We can consider these truisms as well for more food for thought: It puts the eagle in the hen house so that he may no longer soar. Democratization and simplification of government were not peculiar to the South, of course, being only the local manifestation of a national tendency; Chancellor Kent, in New York, spoke against it as bitterly as did Randolph in Virginia.
If everything we did were for the benefit of the state, we would no longer be free. Those means became the basis of American and most all European democracies. Both at them are the essential conditions of human existence. Natural Law Natural law is the law of nature, civil law is the law that binds social beings.
Other terms must be found in these texts, although many can be gleaned from the first Chapter of Book 3 of the Social Contract, Government in General: Bold and fertile opinions, these.
Will the political and social alterations have grown so mon-strous that the colossus called the United States will have become incapable even of self-defense?
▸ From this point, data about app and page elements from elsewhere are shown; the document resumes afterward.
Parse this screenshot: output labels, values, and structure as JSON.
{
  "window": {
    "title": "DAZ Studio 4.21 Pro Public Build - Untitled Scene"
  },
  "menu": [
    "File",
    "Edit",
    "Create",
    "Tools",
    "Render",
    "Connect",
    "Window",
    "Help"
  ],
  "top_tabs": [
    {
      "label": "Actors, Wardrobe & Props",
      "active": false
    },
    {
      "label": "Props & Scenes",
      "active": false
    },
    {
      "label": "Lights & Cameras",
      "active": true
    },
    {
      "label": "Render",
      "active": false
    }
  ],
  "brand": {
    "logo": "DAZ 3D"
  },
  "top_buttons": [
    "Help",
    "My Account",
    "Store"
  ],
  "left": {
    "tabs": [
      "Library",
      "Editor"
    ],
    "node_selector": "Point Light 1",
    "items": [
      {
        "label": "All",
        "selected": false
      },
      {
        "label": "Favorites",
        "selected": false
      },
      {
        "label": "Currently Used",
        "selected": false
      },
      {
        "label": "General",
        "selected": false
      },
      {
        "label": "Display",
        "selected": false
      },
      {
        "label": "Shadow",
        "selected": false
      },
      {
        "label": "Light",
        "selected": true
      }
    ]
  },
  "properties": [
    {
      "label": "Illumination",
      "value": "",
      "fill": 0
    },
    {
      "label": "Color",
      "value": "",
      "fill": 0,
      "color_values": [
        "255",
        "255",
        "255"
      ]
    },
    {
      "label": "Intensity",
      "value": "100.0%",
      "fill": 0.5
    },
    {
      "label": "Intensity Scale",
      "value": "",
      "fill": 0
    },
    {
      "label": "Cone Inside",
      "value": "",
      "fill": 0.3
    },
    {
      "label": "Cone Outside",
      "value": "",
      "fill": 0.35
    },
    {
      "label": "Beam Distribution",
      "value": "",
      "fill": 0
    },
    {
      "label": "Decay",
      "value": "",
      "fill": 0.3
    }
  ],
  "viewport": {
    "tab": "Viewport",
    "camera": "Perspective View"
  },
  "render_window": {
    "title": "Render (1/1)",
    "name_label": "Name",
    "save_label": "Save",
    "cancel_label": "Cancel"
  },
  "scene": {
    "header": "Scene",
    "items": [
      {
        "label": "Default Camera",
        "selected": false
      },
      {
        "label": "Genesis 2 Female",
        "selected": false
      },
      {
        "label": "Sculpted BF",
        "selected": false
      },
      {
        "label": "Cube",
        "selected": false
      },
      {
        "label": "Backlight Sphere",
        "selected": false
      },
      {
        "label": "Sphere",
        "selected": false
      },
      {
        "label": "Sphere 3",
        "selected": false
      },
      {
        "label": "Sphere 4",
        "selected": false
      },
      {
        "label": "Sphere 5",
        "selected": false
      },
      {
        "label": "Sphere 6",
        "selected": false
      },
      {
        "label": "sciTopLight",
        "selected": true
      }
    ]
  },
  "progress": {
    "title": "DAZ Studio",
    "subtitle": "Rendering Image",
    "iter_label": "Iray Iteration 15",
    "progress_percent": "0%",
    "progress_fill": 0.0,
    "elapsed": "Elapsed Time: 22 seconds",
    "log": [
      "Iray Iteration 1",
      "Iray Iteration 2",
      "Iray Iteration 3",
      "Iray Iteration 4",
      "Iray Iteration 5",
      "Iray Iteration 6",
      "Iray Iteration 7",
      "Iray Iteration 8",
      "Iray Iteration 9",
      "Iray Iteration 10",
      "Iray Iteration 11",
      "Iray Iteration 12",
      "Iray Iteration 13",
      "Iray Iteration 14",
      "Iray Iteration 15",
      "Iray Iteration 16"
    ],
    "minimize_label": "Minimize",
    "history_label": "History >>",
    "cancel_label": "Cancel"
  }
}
The repressive nervousness of the South after Nullification was no atmosphere encouraging to serious thought, and the poverty of spirit and body which, like an Old Man of the Sea, clung upon Reconstruction discouraged any respectable intellectual conservatism.
In this story, human beings are distinguished from the other creatures with which they share the primeval world only by two characteristics: The affection for state sovereignty, the duties of a gentleman, and the traditions of society which Randolph and Calhoun extolled found their finest embodiment in General Lee;and, with Lee, these ideas yielded to superior force at Appomattox.
It aroused emotions of sympathy. Calhoun had thought that an appeal to the popular sense of right could redress occasional legislative injustice; and now it could hardly be denied that Congressmen who voted for the tariff of merely were gratifying the avarice of the people they represented.
Such a view holds that it is be possible, in principle, for a state to exercise legitimate authority over its citizens, but all actual states—and indeed all states that we are likely to see in the modern era—will fail to meet the conditions for legitimacy. On their uniforms engraved these words: Calhoun foresaw their coming.
Book II, Chapters Summary It is not only difficult to find a good lawgiver, but also difficult to find a people who are suitable for good laws.
In America most of all, during the universal flux of the nineteenth century, things were in the saddle. The former of these I shall call numerical, or absolute majority; and the latter, the concurrent, or constitutional majority.
On pages 12 and 13 Myrdal said: Nevertheless, it will turn out that such characteristics are more likely to condemn them to a social world of deception, dissimulation, dependence, oppression, and domination.
We have acted, with some exceptions, as if the General Government had the right to interpret its own powers, without limitation or check; and though many circumstances have favored us, and greatly impeded the natural progress of events, under such an operation of the system, yet we already see, in whatever direction we turn our eyes, the growing symptoms of disorder and decay—the growth of faction, cupidity, and corruption; and the decay of patriotism, integrity, and disinterestedness.Liberty and equality have a common end, the promotion of the value of the personality and the free development of its capacities.
R. H. Tawney rightly remarks that "a large measure of equality, so far being inimical to liberty, is essential to it".
No one of these can be enjoyed in isolation. Rousseau had said the men are born free and equal and are everywhere in chains.
Calhoun’s first task is to free us from such nonsense about freedom and equality.
This is not because he wants to establish racial inequality or to defend slavery, but because he wants to start from sound premises.
Liberty (or freedom) is the basic premise around which The Social Contract is structured: Rousseau's principal question is how people can preserve their liberty in a political union.
Equality, it seems to him, is a necessary condition for the preservation of liberty. Equality and Liberty in Rousseau, Calhoun and King Rousseau's central aim in the Social Contract is to explain the sources and limits of legitimate authority.
He believes that our duty towards the state stem from a social contract or social pact. Jean-Jacques Rousseau was born in the independent Calvinist city-state of Geneva inthe son of Isaac Rousseau, a watchmaker, and Suzanne Bernard. Rousseau’s mother died nine days after his birth, with the consequence that Rousseau was raised and educated by his father until the age of ten.
Crisis of the Calhoun United. just as Rousseau informs both.[iii] Jaffa’s Calhoun is the evil genius who sought to undermine the central teaching of the American founding, the human equality that leads to the social compact.
In Calhoun’s view, according to Merriam, “liberty is not the natural right of all men, but only the reward.Download